An Electronic Health Record (EHR) is a longitudinal electronic record of patient health information generated by one or more encounters in any care delivery setting. Included in this information are patient demographics, progress notes, problems, medications, vital signs, past medical history, immunizations, laboratory data, and radiology reports. The EHR automates and streamlines the clinician's workflow.
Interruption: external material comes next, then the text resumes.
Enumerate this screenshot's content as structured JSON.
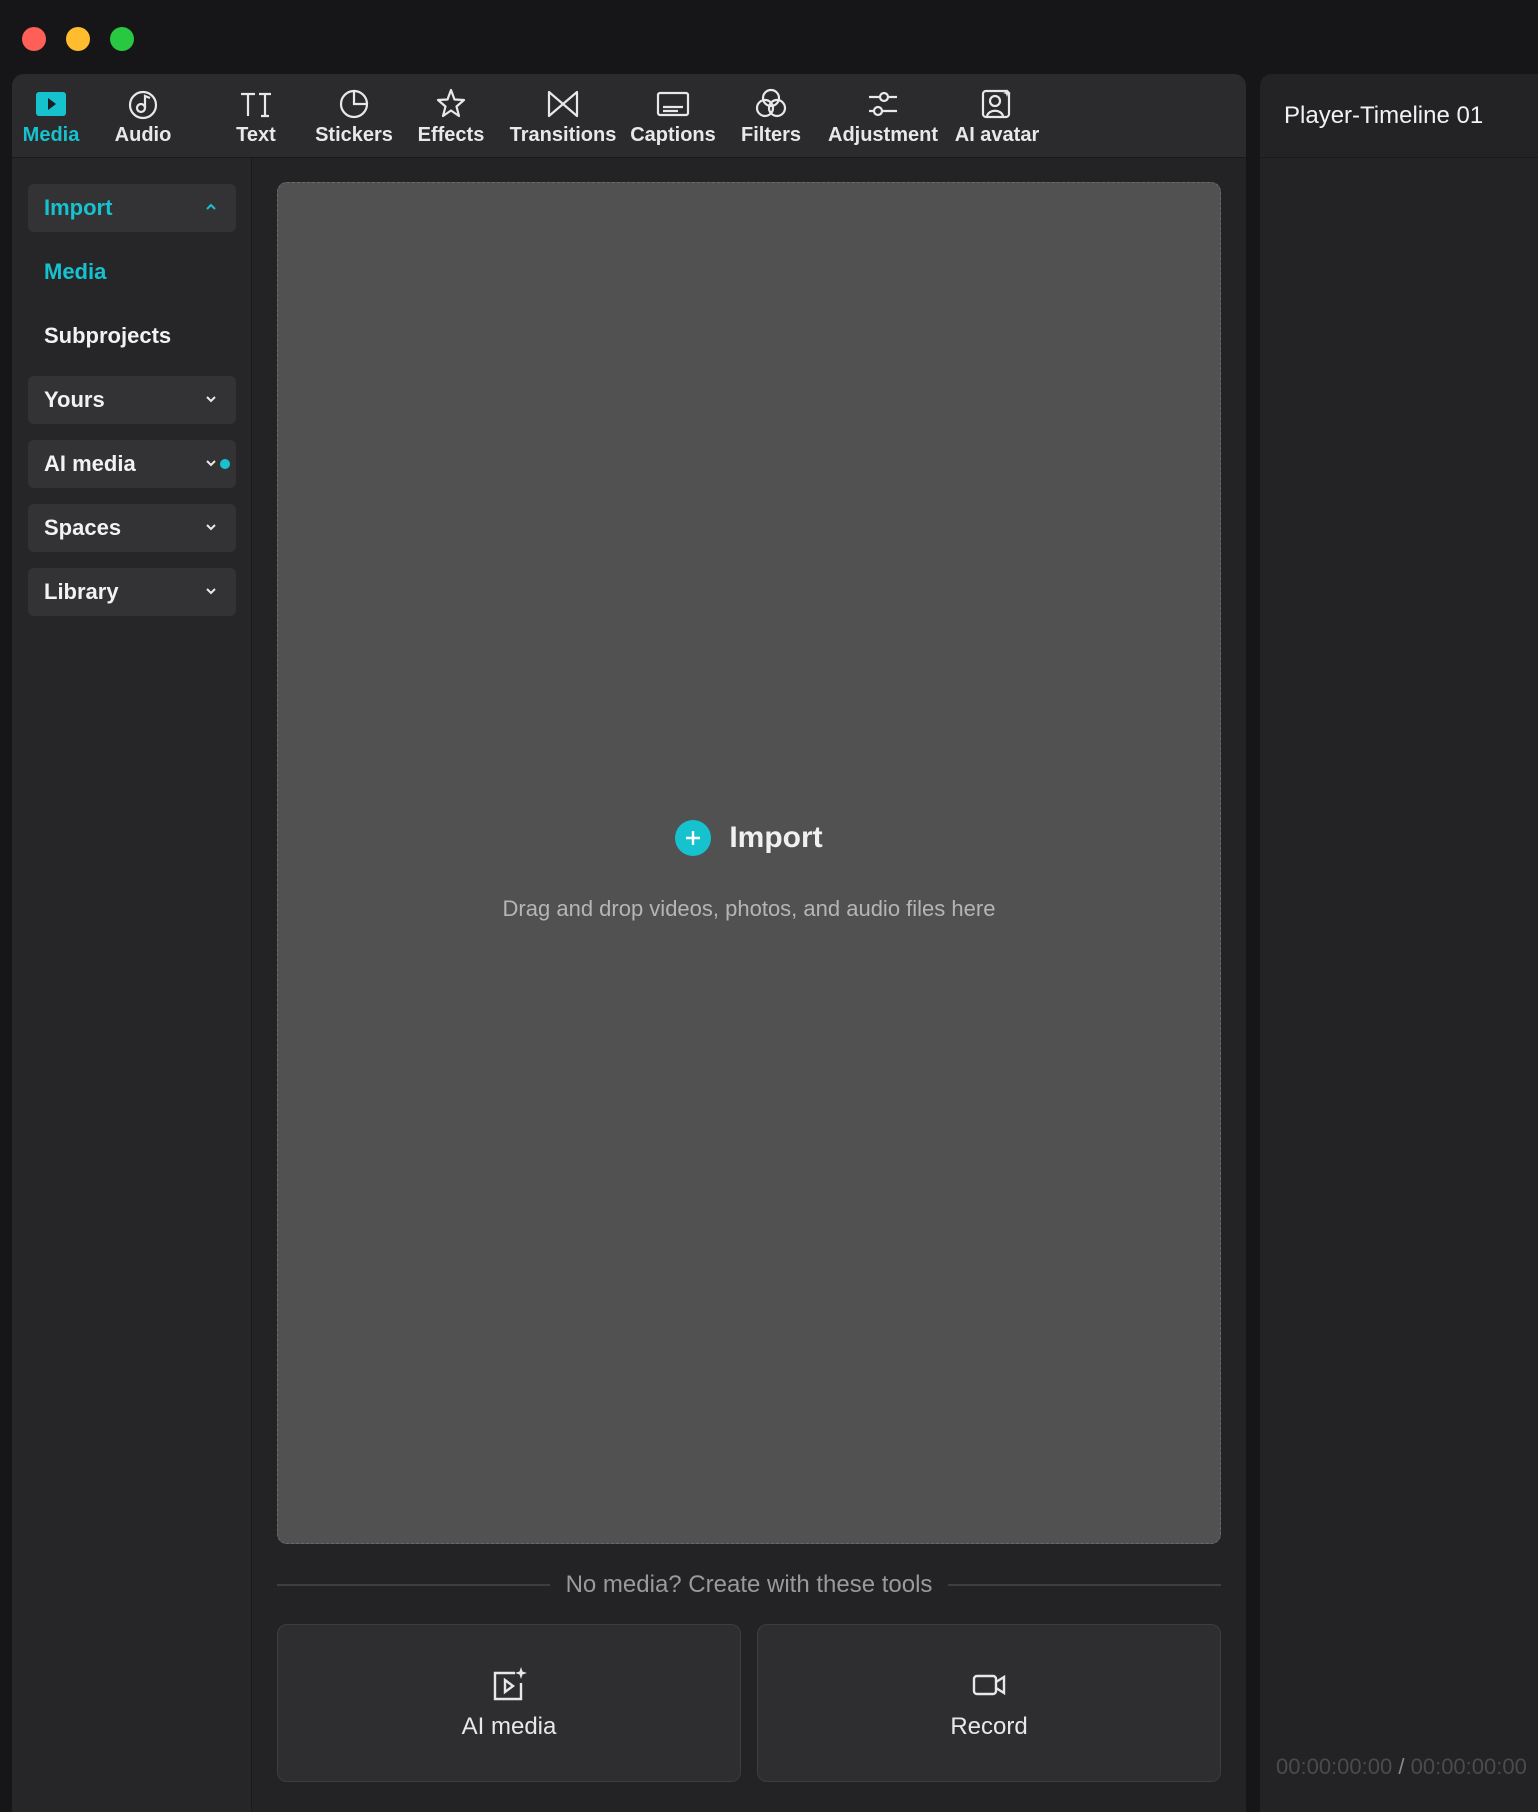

The EHR has the ability to generate a complete record of a clinical patient encounter, as well as supporting other care-related activities directly or indirectly via interface—including evidence-based decision support, quality management, and outcomes reporting.
Dropping out of high school, having schizophrenia, or being diagnosed with a co-occurring personality disorder increases the likelihood of someone becoming a "high utilizer" of inpatient psychiatric hospital services, according to a new study by researchers at The University of Texas Health Science Center at Houston .
When patients arrive in emergency departments and hospitals with symptoms consistent with COVID-19, it's critical to isolate them to avoid the potential spread of infection, but keeping patients isolated longer than needed could delay patient care, take up hospital beds needed for other patients, and unnecessarily use up personal protective equipment.
Researchers at Geisinger have found that a computer algorithm developed using echocardiogram videos of the heart can predict mortality within a year.
Scripps Research, a globally recognized nonprofit biomedical research institute, today announced a collaborative research program with Tempus, a leader in precision medicine and artificial intelligence, to develop a predictive model of glucose responses in people with and without type 2 diabetes.
A new Veterans Affairs study finds that delays in undergoing colonoscopy following an abnormal stool test increase the risk of a colorectal cancer diagnosis and cancer-related death.
Researchers at Vanderbilt University Medical Center and colleagues have identified genetic factors that increase the risk for developing pneumonia and its severe, life-threatening consequences.
An analysis of data collected from patients treated for ischemic stroke at Geisinger shows no disparity in outcomes based solely on sex.
Kaiser Permanente physicians and therapists now have the ability to refer their patients to evidenced-based mental health and wellness apps through the organization's electronic health record system.
How much time do primary care physicians actually spend one-on-one with patients? Analysis of timestamp data from electronic health records (EHRs) provides useful insights on exam length and other factors related to doctors' use of time, reports a study in the January issue of Medical Care.
Huntsman Cancer Institute at the University of Utah has been awarded a five-year, $3 million grant from the Centers for Disease Control and Prevention to improve Utah's colorectal cancer screening rates.
Each year in the United States, more than 1 million patients with diabetes make return trips to the hospital for diabetes-related illness, often being readmitted within 30 days of their initial hospitalization.
While multiple research studies show that Black and Hispanic patients are more likely to test positive for COVID-19, a team of investigators at NYU Langone Health has found that once hospitalized, Black patients (after controlling for other serious health conditions and neighborhood income) were less likely to have severe illness, die, or be discharged to hospice compared to White patients.
For cardiovascular health to improve in the general population, healthcare systems will need to collect and assess treatment data, establish collaboration between researchers and healthcare professionals, and evolve patient care in real-time based on those data.
During the COVID-19 pandemic, health care professionals and researchers have been confined mostly to using local and national datasets to study the impact of comorbidities, pre-existing medication use, demographics and various interventions on disease course.
In the most comprehensive analysis to date of U.S. children tested and treated for COVID-19, an organization representing seven of the nation's largest pediatric medical centers reports that some groups of children are faring significantly worse than children in general during the pandemic.
A study published in the American Journal of Emergency Medicine this month reports on an assessment tool developed by Kaiser Permanente researchers and physicians that helps ensure patients get the right care, when they need it, by accurately predicting the probability that patients with COVID-19 symptoms will experience severe disease or even death.
Each year, health care practitioners at Brigham and Women's Hospital place over a million orders through the electronic health records (EHR) system.
Exercising more than once per week is associated with a lower risk of developing Alzheimer's disease in patients with mild cognitive impairment, research published in the open access journal Alzheimer's Research and Therapy suggests.
A new study has found that people who have COVID-19 may have an increased risk of being diagnosed with a psychiatric disorder, including anxiety and depression, within 90 days after diagnosis.
New research presented at ACR Convergence, the American College of Rheumatology's annual meeting, shows that expanded use of telemedicine during the COVID-19 pandemic improved cancellation rates, no-shows and completed medical visits for rheumatology ambulatory clinics in one large Ohio health system.